(Data items)
=== Section Start ===
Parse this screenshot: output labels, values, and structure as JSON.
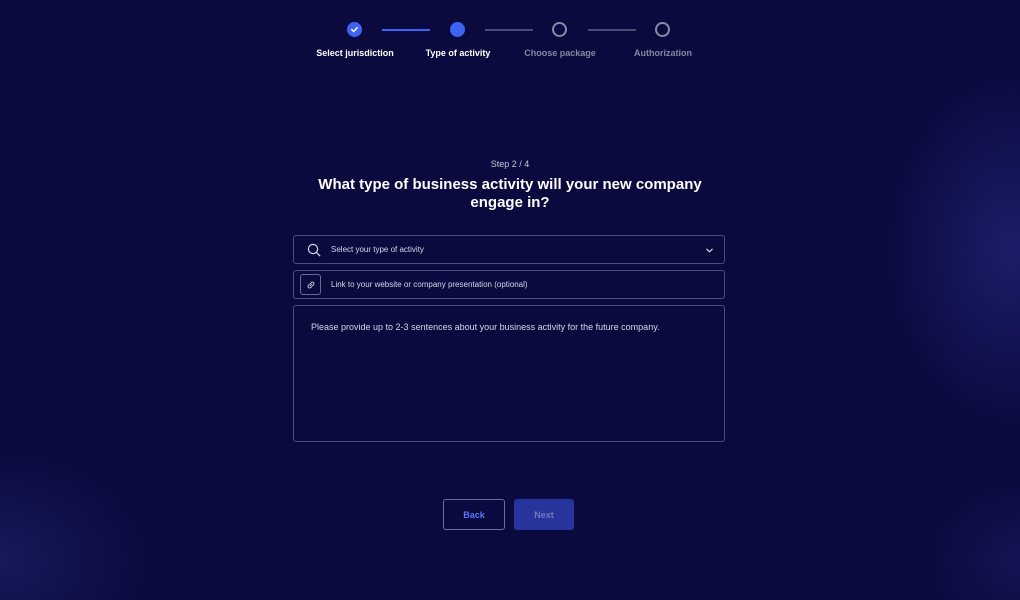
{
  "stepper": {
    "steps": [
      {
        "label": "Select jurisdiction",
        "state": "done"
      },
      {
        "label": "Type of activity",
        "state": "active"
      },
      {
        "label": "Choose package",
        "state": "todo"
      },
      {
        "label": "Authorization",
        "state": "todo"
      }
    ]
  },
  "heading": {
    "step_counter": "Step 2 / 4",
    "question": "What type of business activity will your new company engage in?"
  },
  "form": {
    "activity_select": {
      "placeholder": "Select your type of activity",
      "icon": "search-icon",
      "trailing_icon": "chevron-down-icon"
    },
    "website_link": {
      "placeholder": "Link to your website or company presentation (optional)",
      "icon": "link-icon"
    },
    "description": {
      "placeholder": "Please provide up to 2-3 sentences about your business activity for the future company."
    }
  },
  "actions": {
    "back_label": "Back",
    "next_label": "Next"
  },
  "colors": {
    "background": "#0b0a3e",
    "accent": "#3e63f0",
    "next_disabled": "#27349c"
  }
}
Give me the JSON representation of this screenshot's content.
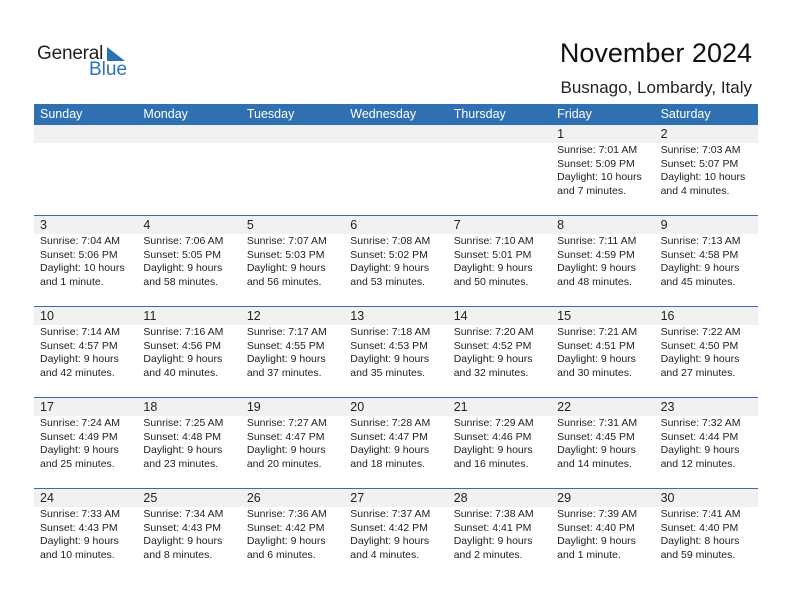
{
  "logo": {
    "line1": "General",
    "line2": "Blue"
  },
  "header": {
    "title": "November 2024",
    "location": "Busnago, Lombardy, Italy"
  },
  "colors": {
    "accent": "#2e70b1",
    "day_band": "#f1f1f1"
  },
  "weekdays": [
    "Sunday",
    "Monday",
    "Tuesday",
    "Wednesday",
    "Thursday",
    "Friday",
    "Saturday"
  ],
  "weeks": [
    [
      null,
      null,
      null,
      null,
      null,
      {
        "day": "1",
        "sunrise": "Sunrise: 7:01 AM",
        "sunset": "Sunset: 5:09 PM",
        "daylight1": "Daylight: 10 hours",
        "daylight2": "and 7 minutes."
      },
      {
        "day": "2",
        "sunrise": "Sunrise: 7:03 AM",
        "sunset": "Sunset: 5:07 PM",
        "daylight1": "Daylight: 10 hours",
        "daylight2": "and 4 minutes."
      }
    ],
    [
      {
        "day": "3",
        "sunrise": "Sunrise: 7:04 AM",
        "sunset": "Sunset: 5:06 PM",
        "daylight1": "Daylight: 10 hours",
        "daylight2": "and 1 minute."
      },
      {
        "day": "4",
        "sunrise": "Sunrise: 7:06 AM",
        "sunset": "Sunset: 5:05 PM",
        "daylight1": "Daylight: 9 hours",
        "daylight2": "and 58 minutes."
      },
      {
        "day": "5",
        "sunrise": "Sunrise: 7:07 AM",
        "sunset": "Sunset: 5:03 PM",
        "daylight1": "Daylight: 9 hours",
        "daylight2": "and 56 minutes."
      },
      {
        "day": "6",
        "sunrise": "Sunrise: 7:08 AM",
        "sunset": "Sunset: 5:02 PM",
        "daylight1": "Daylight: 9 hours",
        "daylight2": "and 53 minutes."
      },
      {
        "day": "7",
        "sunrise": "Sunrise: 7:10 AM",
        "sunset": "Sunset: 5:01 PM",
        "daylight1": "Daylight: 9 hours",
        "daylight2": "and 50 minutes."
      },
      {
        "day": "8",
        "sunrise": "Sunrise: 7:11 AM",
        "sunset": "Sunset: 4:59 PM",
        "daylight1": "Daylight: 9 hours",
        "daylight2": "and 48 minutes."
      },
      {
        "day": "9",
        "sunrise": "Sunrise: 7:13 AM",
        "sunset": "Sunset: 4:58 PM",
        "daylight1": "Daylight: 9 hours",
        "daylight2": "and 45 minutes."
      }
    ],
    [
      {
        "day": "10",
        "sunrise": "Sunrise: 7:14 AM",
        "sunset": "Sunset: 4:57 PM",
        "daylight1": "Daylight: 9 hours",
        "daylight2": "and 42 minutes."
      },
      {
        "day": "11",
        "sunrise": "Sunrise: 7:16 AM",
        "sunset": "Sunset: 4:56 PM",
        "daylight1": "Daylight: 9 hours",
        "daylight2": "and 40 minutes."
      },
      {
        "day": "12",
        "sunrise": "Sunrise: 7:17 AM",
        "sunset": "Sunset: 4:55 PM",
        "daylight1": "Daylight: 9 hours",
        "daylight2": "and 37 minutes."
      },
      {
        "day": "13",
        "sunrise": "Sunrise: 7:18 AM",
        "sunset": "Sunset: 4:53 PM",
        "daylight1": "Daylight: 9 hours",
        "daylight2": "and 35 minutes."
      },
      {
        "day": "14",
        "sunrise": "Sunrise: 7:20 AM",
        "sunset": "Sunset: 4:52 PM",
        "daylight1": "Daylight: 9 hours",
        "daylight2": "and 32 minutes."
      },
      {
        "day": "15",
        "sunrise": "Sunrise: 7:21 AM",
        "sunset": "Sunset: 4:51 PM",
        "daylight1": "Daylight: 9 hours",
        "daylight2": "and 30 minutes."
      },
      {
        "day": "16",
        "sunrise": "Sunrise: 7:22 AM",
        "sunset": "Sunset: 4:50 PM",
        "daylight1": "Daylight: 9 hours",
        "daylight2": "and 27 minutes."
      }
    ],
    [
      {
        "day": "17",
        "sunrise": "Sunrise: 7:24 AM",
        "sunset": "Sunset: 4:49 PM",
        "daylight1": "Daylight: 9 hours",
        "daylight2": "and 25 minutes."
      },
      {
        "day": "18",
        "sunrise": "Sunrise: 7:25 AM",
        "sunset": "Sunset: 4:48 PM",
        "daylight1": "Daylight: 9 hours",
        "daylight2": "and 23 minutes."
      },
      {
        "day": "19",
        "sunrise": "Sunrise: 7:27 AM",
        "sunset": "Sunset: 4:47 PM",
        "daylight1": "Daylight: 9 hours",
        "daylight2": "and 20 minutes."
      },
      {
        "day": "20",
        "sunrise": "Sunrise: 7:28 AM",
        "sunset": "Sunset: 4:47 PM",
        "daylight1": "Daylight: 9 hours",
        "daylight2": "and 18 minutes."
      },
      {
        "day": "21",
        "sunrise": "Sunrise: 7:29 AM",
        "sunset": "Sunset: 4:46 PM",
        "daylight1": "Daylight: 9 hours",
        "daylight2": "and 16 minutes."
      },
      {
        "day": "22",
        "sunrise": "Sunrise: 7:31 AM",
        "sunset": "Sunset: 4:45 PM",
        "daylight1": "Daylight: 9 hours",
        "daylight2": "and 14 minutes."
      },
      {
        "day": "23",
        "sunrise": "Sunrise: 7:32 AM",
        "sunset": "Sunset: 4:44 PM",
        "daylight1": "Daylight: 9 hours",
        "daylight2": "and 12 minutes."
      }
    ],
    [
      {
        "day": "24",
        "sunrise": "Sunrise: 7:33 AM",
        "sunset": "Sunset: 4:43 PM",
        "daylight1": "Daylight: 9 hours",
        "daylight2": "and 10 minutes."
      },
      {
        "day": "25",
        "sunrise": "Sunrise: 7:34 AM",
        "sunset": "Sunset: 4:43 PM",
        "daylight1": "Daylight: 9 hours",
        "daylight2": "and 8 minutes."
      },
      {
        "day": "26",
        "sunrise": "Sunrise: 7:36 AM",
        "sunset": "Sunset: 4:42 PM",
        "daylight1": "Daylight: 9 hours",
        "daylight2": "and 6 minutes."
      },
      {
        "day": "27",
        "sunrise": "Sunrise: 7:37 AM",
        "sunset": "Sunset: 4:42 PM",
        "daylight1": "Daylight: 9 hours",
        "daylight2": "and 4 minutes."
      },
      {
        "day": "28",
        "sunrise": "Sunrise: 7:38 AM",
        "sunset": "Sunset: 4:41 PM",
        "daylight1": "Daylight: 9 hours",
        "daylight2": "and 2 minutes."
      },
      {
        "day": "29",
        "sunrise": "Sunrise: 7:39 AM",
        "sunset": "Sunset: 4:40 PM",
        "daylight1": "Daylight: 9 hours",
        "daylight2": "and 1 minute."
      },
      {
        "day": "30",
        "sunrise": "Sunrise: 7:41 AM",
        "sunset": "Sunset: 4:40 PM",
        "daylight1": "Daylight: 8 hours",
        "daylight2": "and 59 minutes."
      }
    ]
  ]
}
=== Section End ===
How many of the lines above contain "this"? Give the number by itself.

WRITTEN RESPONSE: 2